Their study of traders in the City of London, just published in the Proceedings of the National Academy of Sciences, suggests that whether or not a trader will have a profitable day can be predicted by his testosterone level in the morning.I am not quite sure why higher testosterone levels would lead to better performance, but if this is true expect the SEC to instigate random drug testing on the floor of the NYSE in the near future.
Dr Coates and Dr Herbert recruited 17 male volunteers from an un-named City institution. The researchers were interested in two hormones, testosterone and cortisol, which are both linked with mood and behaviour. Testosterone is associated with (among many other things) winning and losing, and cortisol with stress. The researchers predicted that a trader's testosterone levels would be high on days when he made above-average profits, and his cortisol levels would be high when he made an above-average loss. As it happened, neither prediction was quite on the money. Testosterone levels were, indeed, high, but they anticipated profit, rather than responding to it. And cortisol responded not to loss, but uncertainty.

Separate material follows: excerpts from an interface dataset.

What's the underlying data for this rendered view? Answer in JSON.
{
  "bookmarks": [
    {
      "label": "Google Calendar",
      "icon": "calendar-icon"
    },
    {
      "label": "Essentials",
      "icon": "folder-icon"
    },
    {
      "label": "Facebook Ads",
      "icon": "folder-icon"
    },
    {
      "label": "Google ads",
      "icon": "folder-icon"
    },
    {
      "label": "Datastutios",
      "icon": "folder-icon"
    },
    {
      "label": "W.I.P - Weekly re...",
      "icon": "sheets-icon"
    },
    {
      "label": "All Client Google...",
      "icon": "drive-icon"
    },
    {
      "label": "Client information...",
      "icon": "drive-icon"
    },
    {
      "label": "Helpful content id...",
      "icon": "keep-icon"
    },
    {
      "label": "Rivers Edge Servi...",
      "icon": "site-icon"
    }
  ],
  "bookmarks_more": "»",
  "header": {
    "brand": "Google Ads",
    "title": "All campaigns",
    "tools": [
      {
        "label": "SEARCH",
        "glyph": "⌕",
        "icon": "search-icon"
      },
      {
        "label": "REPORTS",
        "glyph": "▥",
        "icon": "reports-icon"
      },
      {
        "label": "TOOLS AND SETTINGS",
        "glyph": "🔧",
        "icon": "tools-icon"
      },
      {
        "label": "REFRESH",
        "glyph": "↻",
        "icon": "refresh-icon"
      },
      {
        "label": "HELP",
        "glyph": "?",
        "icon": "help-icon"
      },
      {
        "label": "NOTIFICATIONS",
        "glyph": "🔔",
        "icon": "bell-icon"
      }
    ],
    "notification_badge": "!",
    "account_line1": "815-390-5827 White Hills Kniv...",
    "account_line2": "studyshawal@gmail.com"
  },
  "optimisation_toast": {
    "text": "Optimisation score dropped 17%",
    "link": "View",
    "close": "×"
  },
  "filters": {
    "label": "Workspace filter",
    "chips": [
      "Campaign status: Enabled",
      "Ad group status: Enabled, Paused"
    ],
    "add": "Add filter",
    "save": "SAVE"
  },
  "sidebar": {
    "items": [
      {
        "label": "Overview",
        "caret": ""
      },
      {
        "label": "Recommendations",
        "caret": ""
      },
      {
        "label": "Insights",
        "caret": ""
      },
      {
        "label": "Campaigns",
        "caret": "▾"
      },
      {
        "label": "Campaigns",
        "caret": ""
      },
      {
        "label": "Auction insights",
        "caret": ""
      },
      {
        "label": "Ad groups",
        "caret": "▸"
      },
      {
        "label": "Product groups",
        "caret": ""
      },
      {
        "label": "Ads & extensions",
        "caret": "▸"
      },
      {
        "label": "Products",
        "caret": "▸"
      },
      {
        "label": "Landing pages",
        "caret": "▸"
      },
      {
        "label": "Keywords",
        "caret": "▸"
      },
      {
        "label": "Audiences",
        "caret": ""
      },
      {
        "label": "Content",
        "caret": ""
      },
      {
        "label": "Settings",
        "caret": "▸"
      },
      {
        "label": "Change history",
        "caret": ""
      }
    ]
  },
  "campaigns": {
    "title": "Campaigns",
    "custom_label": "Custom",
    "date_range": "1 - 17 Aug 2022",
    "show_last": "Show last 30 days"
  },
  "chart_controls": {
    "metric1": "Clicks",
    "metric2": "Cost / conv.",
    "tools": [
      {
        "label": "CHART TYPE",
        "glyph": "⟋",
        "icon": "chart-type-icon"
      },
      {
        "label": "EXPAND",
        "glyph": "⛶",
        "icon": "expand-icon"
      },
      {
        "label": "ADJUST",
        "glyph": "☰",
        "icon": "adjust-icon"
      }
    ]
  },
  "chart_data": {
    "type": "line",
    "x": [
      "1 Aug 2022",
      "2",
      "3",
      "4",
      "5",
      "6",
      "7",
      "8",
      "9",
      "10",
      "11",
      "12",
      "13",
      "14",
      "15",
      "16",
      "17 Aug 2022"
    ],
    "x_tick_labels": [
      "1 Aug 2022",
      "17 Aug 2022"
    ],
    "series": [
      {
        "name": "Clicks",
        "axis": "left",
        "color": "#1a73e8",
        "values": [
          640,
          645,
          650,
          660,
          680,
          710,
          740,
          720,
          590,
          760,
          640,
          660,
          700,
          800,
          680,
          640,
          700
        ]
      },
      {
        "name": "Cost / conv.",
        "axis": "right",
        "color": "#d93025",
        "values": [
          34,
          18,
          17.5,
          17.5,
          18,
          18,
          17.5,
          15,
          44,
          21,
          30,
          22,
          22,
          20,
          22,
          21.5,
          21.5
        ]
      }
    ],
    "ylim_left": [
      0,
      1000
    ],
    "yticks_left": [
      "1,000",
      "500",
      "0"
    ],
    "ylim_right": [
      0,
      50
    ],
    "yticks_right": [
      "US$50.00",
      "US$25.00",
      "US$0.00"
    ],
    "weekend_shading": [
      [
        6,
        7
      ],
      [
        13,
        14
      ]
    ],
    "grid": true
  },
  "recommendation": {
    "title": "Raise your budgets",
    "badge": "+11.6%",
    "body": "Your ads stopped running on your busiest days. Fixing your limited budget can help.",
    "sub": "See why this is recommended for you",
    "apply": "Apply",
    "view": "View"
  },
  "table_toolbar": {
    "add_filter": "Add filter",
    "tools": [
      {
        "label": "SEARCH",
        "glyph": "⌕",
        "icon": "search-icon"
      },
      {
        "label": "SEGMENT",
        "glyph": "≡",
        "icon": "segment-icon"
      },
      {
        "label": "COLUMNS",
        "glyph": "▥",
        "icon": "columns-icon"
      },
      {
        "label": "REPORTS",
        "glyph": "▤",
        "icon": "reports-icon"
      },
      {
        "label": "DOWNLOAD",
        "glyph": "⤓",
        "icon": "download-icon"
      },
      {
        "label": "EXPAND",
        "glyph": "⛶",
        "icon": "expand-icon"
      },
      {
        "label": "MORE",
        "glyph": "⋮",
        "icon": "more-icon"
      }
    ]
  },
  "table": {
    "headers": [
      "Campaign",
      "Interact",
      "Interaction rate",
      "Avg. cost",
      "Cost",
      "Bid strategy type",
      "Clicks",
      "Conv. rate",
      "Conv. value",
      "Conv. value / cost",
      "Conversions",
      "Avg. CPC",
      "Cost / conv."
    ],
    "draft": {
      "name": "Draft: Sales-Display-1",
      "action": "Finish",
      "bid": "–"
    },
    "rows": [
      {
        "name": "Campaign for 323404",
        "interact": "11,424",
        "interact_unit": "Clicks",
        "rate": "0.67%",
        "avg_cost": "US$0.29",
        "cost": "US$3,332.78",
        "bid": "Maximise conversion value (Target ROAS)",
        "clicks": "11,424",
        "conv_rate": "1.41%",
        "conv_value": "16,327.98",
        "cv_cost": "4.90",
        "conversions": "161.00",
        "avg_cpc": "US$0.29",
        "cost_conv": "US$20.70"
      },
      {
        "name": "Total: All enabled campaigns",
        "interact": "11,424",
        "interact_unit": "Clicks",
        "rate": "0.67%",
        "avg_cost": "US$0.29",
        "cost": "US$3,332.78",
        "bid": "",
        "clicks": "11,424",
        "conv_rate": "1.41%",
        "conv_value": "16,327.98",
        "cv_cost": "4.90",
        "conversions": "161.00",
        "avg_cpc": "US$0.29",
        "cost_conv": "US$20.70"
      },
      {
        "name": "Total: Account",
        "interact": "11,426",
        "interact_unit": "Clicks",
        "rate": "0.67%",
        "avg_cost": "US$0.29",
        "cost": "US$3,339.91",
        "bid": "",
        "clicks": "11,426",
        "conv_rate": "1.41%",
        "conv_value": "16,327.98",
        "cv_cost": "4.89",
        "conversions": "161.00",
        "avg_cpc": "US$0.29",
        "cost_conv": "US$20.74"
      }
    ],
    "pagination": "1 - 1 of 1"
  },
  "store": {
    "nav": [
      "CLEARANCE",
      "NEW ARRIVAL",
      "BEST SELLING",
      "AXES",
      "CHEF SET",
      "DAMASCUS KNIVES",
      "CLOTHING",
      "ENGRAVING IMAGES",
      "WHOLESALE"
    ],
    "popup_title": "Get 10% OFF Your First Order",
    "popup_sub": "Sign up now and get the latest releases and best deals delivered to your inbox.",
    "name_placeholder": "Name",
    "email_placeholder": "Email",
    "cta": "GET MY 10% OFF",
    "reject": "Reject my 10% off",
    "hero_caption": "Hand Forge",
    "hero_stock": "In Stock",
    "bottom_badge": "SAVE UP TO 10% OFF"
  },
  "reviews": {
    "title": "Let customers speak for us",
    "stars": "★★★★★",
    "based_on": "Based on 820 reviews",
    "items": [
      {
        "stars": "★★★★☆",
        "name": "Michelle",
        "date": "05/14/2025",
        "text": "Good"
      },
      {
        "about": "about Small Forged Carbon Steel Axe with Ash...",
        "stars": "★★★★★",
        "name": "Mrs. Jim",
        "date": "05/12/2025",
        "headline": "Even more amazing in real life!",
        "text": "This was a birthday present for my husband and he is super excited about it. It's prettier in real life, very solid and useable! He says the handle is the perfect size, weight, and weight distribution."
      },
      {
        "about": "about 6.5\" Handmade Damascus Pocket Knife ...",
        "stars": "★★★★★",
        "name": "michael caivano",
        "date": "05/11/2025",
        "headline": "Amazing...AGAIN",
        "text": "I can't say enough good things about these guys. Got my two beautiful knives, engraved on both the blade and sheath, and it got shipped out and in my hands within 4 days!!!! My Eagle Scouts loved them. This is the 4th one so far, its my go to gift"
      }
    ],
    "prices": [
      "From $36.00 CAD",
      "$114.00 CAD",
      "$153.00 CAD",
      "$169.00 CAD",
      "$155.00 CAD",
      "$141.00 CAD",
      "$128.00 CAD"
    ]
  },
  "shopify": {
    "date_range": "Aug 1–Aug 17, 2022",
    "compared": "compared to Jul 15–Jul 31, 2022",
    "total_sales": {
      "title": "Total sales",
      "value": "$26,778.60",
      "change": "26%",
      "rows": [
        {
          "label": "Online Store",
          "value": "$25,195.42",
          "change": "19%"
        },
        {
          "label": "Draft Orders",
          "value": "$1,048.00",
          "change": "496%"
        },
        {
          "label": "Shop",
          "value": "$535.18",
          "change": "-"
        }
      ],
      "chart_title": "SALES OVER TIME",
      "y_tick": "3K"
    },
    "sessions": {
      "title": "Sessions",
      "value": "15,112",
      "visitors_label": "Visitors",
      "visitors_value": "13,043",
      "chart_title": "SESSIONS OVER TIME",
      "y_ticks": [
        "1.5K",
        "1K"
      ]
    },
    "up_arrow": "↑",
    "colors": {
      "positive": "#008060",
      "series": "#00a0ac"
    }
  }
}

To arrive at their conclusions, Dr Coates and Dr Herbert took swabs from the mouths of their volunteers at 11am and 4pm on eight consecutive trading days, and analysed the hormones they contained. The prediction that a trader enjoying higher-than-average profits (the average being his previous month's success) would have higher-than-average testosterone levels was, indeed, fulfilled. But a closer analysis showed something more subtle happening. The average level was the sum of 11am and 4pm, divided by two. However, the result also pertained to each individual measurement. That meant the morning level was predicting high performance, rather than being caused by it.
via The Economist